Action item: Line by line, copy the entries exactly, excluding the pictures.

[[ Given entries, beginning ]]

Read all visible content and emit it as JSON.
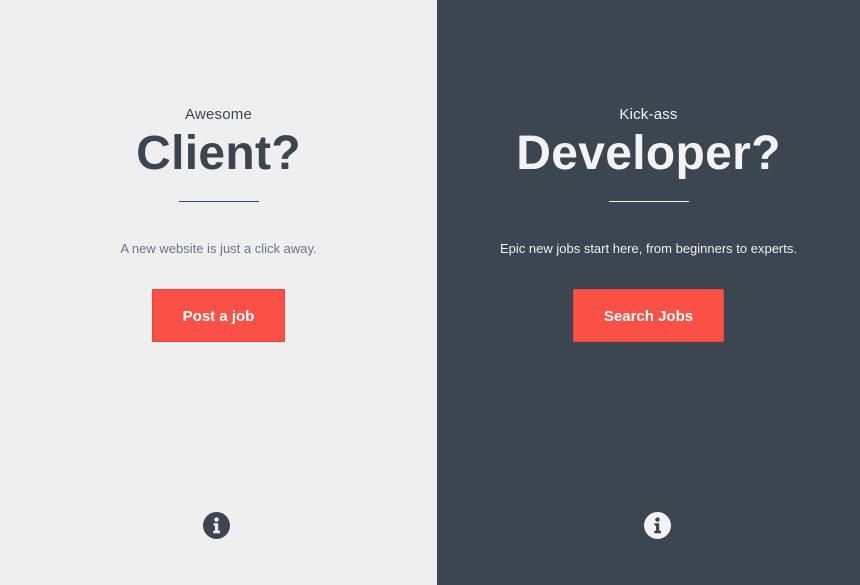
{
  "client": {
    "eyebrow": "Awesome",
    "headline": "Client?",
    "tagline": "A new website is just a click away.",
    "cta_label": "Post a job",
    "info_icon": "info-circle-icon"
  },
  "developer": {
    "eyebrow": "Kick-ass",
    "headline": "Developer?",
    "tagline": "Epic new jobs start here, from beginners to experts.",
    "cta_label": "Search Jobs",
    "info_icon": "info-circle-icon"
  },
  "colors": {
    "client_bg": "#efefef",
    "developer_bg": "#3b4650",
    "accent": "#fb5045",
    "dark_text": "#3b4650",
    "light_text": "#f3f3f3"
  }
}
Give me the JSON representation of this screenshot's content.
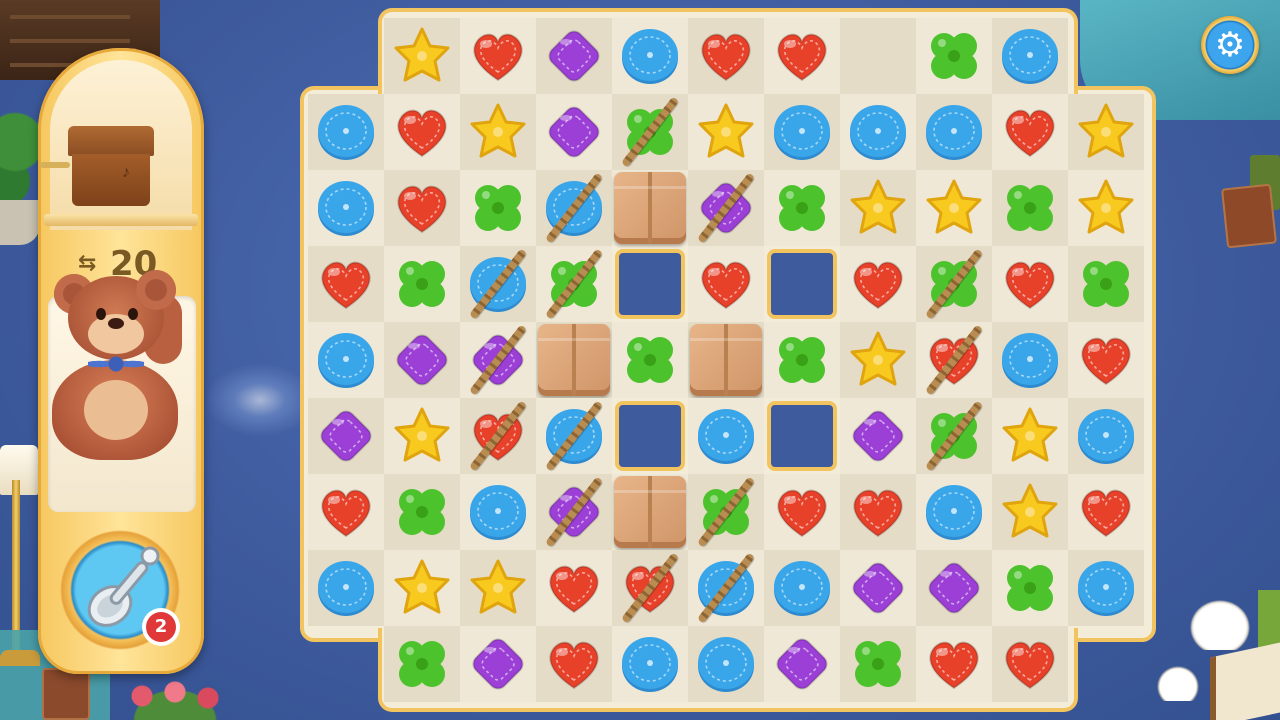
{
  "hud": {
    "moves_left": "20",
    "moves_icon": "swap-arrows-icon",
    "goal": {
      "item": "teddy-bear",
      "icon": "teddy-bear-icon"
    },
    "goal_image": "music-box",
    "booster": {
      "name": "spoon",
      "icon": "spoon-icon",
      "count": "2"
    },
    "settings_icon": "⚙"
  },
  "colors": {
    "heart": "#e8412a",
    "star": "#f8c91e",
    "diamond": "#9b3fd6",
    "button": "#3aa6ea",
    "clover": "#4cc22c",
    "frame": "#f1c45f",
    "board": "#f3ecd9"
  },
  "board": {
    "cols": 11,
    "rows": 9,
    "legend": {
      "H": "heart",
      "S": "star",
      "D": "diamond",
      "B": "button",
      "C": "clover",
      "X": "wooden-crate",
      "O": "hole",
      "_": "empty"
    },
    "grid": [
      [
        "O",
        "S",
        "H",
        "D",
        "B",
        "H",
        "H",
        "_",
        "C",
        "B",
        "O"
      ],
      [
        "B",
        "H",
        "S",
        "D",
        "C",
        "S",
        "B",
        "B",
        "B",
        "H",
        "S"
      ],
      [
        "B",
        "H",
        "C",
        "B",
        "X",
        "D",
        "C",
        "S",
        "S",
        "C",
        "S"
      ],
      [
        "H",
        "C",
        "B",
        "C",
        "O",
        "H",
        "O",
        "H",
        "C",
        "H",
        "C"
      ],
      [
        "B",
        "D",
        "D",
        "X",
        "C",
        "X",
        "C",
        "S",
        "H",
        "B",
        "H"
      ],
      [
        "D",
        "S",
        "H",
        "B",
        "O",
        "B",
        "O",
        "D",
        "C",
        "S",
        "B"
      ],
      [
        "H",
        "C",
        "B",
        "D",
        "X",
        "C",
        "H",
        "H",
        "B",
        "S",
        "H"
      ],
      [
        "B",
        "S",
        "S",
        "H",
        "H",
        "B",
        "B",
        "D",
        "D",
        "C",
        "B"
      ],
      [
        "O",
        "C",
        "D",
        "H",
        "B",
        "B",
        "D",
        "C",
        "H",
        "H",
        "O"
      ]
    ],
    "roped": [
      [
        1,
        4
      ],
      [
        2,
        3
      ],
      [
        2,
        5
      ],
      [
        3,
        2
      ],
      [
        3,
        3
      ],
      [
        3,
        8
      ],
      [
        4,
        2
      ],
      [
        4,
        8
      ],
      [
        5,
        2
      ],
      [
        5,
        3
      ],
      [
        5,
        8
      ],
      [
        6,
        3
      ],
      [
        6,
        5
      ],
      [
        7,
        4
      ],
      [
        7,
        5
      ]
    ]
  }
}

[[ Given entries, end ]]

Reply:
Read all visible content and emit it as JSON.
{
  "client": {
    "eyebrow": "Awesome",
    "headline": "Client?",
    "tagline": "A new website is just a click away.",
    "cta_label": "Post a job",
    "info_icon": "info-circle-icon"
  },
  "developer": {
    "eyebrow": "Kick-ass",
    "headline": "Developer?",
    "tagline": "Epic new jobs start here, from beginners to experts.",
    "cta_label": "Search Jobs",
    "info_icon": "info-circle-icon"
  },
  "colors": {
    "client_bg": "#efefef",
    "developer_bg": "#3b4650",
    "accent": "#fb5045",
    "dark_text": "#3b4650",
    "light_text": "#f3f3f3"
  }
}
Give me the JSON representation of this screenshot's content.
{
  "hud": {
    "moves_left": "20",
    "moves_icon": "swap-arrows-icon",
    "goal": {
      "item": "teddy-bear",
      "icon": "teddy-bear-icon"
    },
    "goal_image": "music-box",
    "booster": {
      "name": "spoon",
      "icon": "spoon-icon",
      "count": "2"
    },
    "settings_icon": "⚙"
  },
  "colors": {
    "heart": "#e8412a",
    "star": "#f8c91e",
    "diamond": "#9b3fd6",
    "button": "#3aa6ea",
    "clover": "#4cc22c",
    "frame": "#f1c45f",
    "board": "#f3ecd9"
  },
  "board": {
    "cols": 11,
    "rows": 9,
    "legend": {
      "H": "heart",
      "S": "star",
      "D": "diamond",
      "B": "button",
      "C": "clover",
      "X": "wooden-crate",
      "O": "hole",
      "_": "empty"
    },
    "grid": [
      [
        "O",
        "S",
        "H",
        "D",
        "B",
        "H",
        "H",
        "_",
        "C",
        "B",
        "O"
      ],
      [
        "B",
        "H",
        "S",
        "D",
        "C",
        "S",
        "B",
        "B",
        "B",
        "H",
        "S"
      ],
      [
        "B",
        "H",
        "C",
        "B",
        "X",
        "D",
        "C",
        "S",
        "S",
        "C",
        "S"
      ],
      [
        "H",
        "C",
        "B",
        "C",
        "O",
        "H",
        "O",
        "H",
        "C",
        "H",
        "C"
      ],
      [
        "B",
        "D",
        "D",
        "X",
        "C",
        "X",
        "C",
        "S",
        "H",
        "B",
        "H"
      ],
      [
        "D",
        "S",
        "H",
        "B",
        "O",
        "B",
        "O",
        "D",
        "C",
        "S",
        "B"
      ],
      [
        "H",
        "C",
        "B",
        "D",
        "X",
        "C",
        "H",
        "H",
        "B",
        "S",
        "H"
      ],
      [
        "B",
        "S",
        "S",
        "H",
        "H",
        "B",
        "B",
        "D",
        "D",
        "C",
        "B"
      ],
      [
        "O",
        "C",
        "D",
        "H",
        "B",
        "B",
        "D",
        "C",
        "H",
        "H",
        "O"
      ]
    ],
    "roped": [
      [
        1,
        4
      ],
      [
        2,
        3
      ],
      [
        2,
        5
      ],
      [
        3,
        2
      ],
      [
        3,
        3
      ],
      [
        3,
        8
      ],
      [
        4,
        2
      ],
      [
        4,
        8
      ],
      [
        5,
        2
      ],
      [
        5,
        3
      ],
      [
        5,
        8
      ],
      [
        6,
        3
      ],
      [
        6,
        5
      ],
      [
        7,
        4
      ],
      [
        7,
        5
      ]
    ]
  }
}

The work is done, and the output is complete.